I wonder what it is about the mindset of music festival goers that makes them so uncaring of the mess that they leave behind. Horsey people would be considered by many to be posh and privileged; it is a very expensive sport. It is notable that the top eventers seem to come from families that have established ties to the horse world as well as personal wealth. From yesterday’s experience it would seem that, however many silver spoons they may have been born with, they do not expect others to clean up after them.
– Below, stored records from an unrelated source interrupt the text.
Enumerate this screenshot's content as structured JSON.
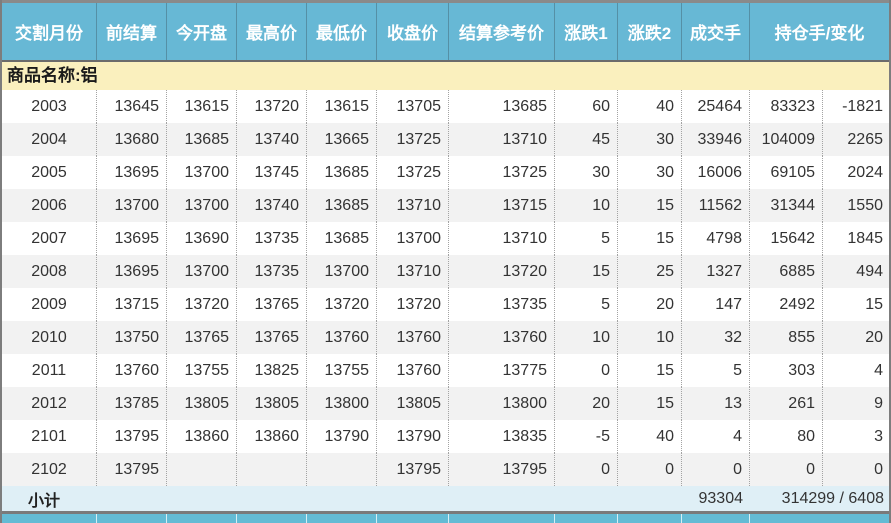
{
  "table": {
    "columns": [
      "交割月份",
      "前结算",
      "今开盘",
      "最高价",
      "最低价",
      "收盘价",
      "结算参考价",
      "涨跌1",
      "涨跌2",
      "成交手",
      "持仓手/变化"
    ],
    "product_row_label": "商品名称:铝",
    "rows": [
      {
        "month": "2003",
        "prev_settle": "13645",
        "open": "13615",
        "high": "13720",
        "low": "13615",
        "close": "13705",
        "settle_ref": "13685",
        "change1": "60",
        "change2": "40",
        "volume": "25464",
        "open_interest": "83323",
        "oi_change": "-1821"
      },
      {
        "month": "2004",
        "prev_settle": "13680",
        "open": "13685",
        "high": "13740",
        "low": "13665",
        "close": "13725",
        "settle_ref": "13710",
        "change1": "45",
        "change2": "30",
        "volume": "33946",
        "open_interest": "104009",
        "oi_change": "2265"
      },
      {
        "month": "2005",
        "prev_settle": "13695",
        "open": "13700",
        "high": "13745",
        "low": "13685",
        "close": "13725",
        "settle_ref": "13725",
        "change1": "30",
        "change2": "30",
        "volume": "16006",
        "open_interest": "69105",
        "oi_change": "2024"
      },
      {
        "month": "2006",
        "prev_settle": "13700",
        "open": "13700",
        "high": "13740",
        "low": "13685",
        "close": "13710",
        "settle_ref": "13715",
        "change1": "10",
        "change2": "15",
        "volume": "11562",
        "open_interest": "31344",
        "oi_change": "1550"
      },
      {
        "month": "2007",
        "prev_settle": "13695",
        "open": "13690",
        "high": "13735",
        "low": "13685",
        "close": "13700",
        "settle_ref": "13710",
        "change1": "5",
        "change2": "15",
        "volume": "4798",
        "open_interest": "15642",
        "oi_change": "1845"
      },
      {
        "month": "2008",
        "prev_settle": "13695",
        "open": "13700",
        "high": "13735",
        "low": "13700",
        "close": "13710",
        "settle_ref": "13720",
        "change1": "15",
        "change2": "25",
        "volume": "1327",
        "open_interest": "6885",
        "oi_change": "494"
      },
      {
        "month": "2009",
        "prev_settle": "13715",
        "open": "13720",
        "high": "13765",
        "low": "13720",
        "close": "13720",
        "settle_ref": "13735",
        "change1": "5",
        "change2": "20",
        "volume": "147",
        "open_interest": "2492",
        "oi_change": "15"
      },
      {
        "month": "2010",
        "prev_settle": "13750",
        "open": "13765",
        "high": "13765",
        "low": "13760",
        "close": "13760",
        "settle_ref": "13760",
        "change1": "10",
        "change2": "10",
        "volume": "32",
        "open_interest": "855",
        "oi_change": "20"
      },
      {
        "month": "2011",
        "prev_settle": "13760",
        "open": "13755",
        "high": "13825",
        "low": "13755",
        "close": "13760",
        "settle_ref": "13775",
        "change1": "0",
        "change2": "15",
        "volume": "5",
        "open_interest": "303",
        "oi_change": "4"
      },
      {
        "month": "2012",
        "prev_settle": "13785",
        "open": "13805",
        "high": "13805",
        "low": "13800",
        "close": "13805",
        "settle_ref": "13800",
        "change1": "20",
        "change2": "15",
        "volume": "13",
        "open_interest": "261",
        "oi_change": "9"
      },
      {
        "month": "2101",
        "prev_settle": "13795",
        "open": "13860",
        "high": "13860",
        "low": "13790",
        "close": "13790",
        "settle_ref": "13835",
        "change1": "-5",
        "change2": "40",
        "volume": "4",
        "open_interest": "80",
        "oi_change": "3"
      },
      {
        "month": "2102",
        "prev_settle": "13795",
        "open": "",
        "high": "",
        "low": "",
        "close": "13795",
        "settle_ref": "13795",
        "change1": "0",
        "change2": "0",
        "volume": "0",
        "open_interest": "0",
        "oi_change": "0"
      }
    ],
    "subtotal": {
      "label": "小计",
      "volume": "93304",
      "oi_total": "314299 / 6408"
    }
  },
  "colors": {
    "header_bg": "#67b8d5",
    "header_text": "#ffffff",
    "product_band_bg": "#faf0be",
    "row_alt_bg": "#f2f2f2",
    "subtotal_bg": "#dfeff6",
    "outer_border": "#7d7d7d",
    "next_section_bg": "#64bbd4"
  }
}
I am unlikely ever to wish to attend Glastonbury whereas this is the fourth or fifth time that I have enjoyed a day out at the horse trials. Whatever it is that draws a particular type of crowd I feel more at ease with the horsey people than the festival supporters, despite the fact that I do not ride and will never own a horse. Their attitude to all their animals appears to chime more closely with my own views. They do not, generally, look on their pets as fluffy accessories to be pampered but rather as useful companions. The animals are trained to work with their owner and are valued for their contribution to rural life. The displays by the sheep and gun dogs were impressive; they served a purpose beyond being something to love.

I was grateful that the dogs that attended yesterday’s event with their owners were kept on leads and prevented from sniffing any passing person. The owners seemed to realise that their much loved pooch was not going to be equally adored by everyone; I wish that all dog owners had this attitude.

I dislike being judged and pigeon holed based on the behaviour of a particular crowd that I may choose to mingle with from time to time. I dare say there are music festival regulars who do not abandon rubbish wherever they go as well as horsey people who can be haughty and conceited. I will try not to judge those I have little experience of based on newspaper reports. After all, I have already stated how little I trust the mainstream media.